    he would act in a way to allow him to be made king. It is solely Macbeth's ambition to be king that has directed him towards this plan. Some of their prophecies too seem self-fulfilling. For example, it is doubtful that Macbeth would have murdered his king without the push given by the witches' predictions.

  1. How does Shakespeare use language and dramatic devices to reveal the duality of Macbeth ...

    Macbeth shows his bad side by stepping {Aside} and saying The prince of Cumberland that is a step on which I must fall down, or else o'erleap here Macbeth reveals his inner anguish towards the prince of Cumberland. Macbeth states that he must fall down and give in to the

  2. MacBeth - how setting, characters and literacy devices are used to make Act 1 ...

    If you look at Duncan's first lines, at the start of Scene 2 in Act 1, the normal humans are operating in a world where appearances honestly and accurately represent reality. Likewise, Macbeth is tagged as praiseworthy by the soldier's report and he deserves it.

  1. Macbeth changes from loyal subject to King Killer. Explore how Shakespeare presents this change ...

    Hence the audience get a further incite as to the nature of Macbeth. Moreover to support this idea, we hear about how Macbeth killed Macdonwald; "Which ne'er shook hands, nor bade farewell to him, Till he unseam'd him from the nave to the chaps..."

  2. Macbetth - What factors contribute to his change in character and which dramatic devices ...

    This would at first have shocked Macbeth that they were speaking to him like this but then he soon would of caught on that this is what people would soon be doing in his presence. Macbeth shows no hesitation in believing these predictions, this is possibly because Macbeth wants to

  1. “Fair is Foul and Foul is Fair” - What factors contribute to the downfall ...

    Is he perhaps implying Macbeth does? The witches speak in riddles which shall only be understood when the subject of them has taken place. They say Banquo shall be: "Lesser than Macbeth, and greater." "Not so happy, yet much happier."

  2. Macbeth's Fear of Fear

    eager to avenge the murder of any man, even if he weren't a king. To put it bluntly, Macbeth thinks that he's likely to get caught, and he's about to chicken out. Only at this point does he start thinking of other reasons that he shouldn't kill his king, and

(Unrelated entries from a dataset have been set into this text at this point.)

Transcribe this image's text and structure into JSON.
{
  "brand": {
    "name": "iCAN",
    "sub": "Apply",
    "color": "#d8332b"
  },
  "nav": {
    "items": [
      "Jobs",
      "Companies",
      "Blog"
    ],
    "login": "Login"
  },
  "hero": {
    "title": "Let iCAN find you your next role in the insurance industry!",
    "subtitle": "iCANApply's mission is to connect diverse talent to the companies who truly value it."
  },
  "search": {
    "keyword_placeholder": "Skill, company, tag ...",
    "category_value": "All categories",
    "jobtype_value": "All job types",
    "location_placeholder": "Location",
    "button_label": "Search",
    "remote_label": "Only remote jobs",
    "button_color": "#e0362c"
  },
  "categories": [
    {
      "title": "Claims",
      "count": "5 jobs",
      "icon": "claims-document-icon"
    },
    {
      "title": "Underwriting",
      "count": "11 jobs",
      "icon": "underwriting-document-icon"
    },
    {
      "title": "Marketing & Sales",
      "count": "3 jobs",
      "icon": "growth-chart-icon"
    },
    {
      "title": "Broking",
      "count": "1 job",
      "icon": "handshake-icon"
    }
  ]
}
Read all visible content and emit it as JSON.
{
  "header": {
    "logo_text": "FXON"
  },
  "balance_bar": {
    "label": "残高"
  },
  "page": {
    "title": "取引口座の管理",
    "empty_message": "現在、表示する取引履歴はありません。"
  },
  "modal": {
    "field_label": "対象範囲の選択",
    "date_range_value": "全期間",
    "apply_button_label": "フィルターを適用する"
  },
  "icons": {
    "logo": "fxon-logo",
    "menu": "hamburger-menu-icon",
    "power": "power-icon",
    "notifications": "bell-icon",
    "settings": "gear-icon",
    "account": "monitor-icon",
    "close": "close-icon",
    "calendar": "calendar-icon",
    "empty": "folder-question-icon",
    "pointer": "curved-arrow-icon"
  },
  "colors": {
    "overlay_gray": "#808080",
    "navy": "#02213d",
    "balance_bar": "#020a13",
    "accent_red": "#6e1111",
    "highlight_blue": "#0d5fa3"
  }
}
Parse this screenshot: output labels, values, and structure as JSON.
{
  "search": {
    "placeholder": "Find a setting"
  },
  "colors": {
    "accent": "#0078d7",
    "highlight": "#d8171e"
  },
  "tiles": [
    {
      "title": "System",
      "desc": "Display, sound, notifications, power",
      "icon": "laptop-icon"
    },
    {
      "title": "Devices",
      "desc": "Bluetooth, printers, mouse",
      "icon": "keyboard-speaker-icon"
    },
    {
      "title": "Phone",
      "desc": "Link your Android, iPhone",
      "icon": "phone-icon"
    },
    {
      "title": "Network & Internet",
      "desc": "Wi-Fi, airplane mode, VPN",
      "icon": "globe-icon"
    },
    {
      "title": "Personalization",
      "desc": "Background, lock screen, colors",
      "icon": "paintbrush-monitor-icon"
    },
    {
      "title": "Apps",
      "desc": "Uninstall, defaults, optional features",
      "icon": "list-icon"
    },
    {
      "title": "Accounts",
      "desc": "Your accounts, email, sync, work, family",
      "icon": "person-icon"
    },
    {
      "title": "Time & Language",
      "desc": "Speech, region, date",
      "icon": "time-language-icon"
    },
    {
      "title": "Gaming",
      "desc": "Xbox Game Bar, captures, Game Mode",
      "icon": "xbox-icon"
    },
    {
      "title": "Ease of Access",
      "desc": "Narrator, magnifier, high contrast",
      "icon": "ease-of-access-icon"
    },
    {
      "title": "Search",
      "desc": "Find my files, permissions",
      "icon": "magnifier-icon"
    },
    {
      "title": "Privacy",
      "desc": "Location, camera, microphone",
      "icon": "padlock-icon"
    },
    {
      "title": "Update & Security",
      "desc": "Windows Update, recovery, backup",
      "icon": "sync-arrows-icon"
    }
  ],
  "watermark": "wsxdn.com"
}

  • Over 160,000 pieces
    of student written work
  • Annotated by
    experienced teachers
  • Ideas and feedback to
    improve your own work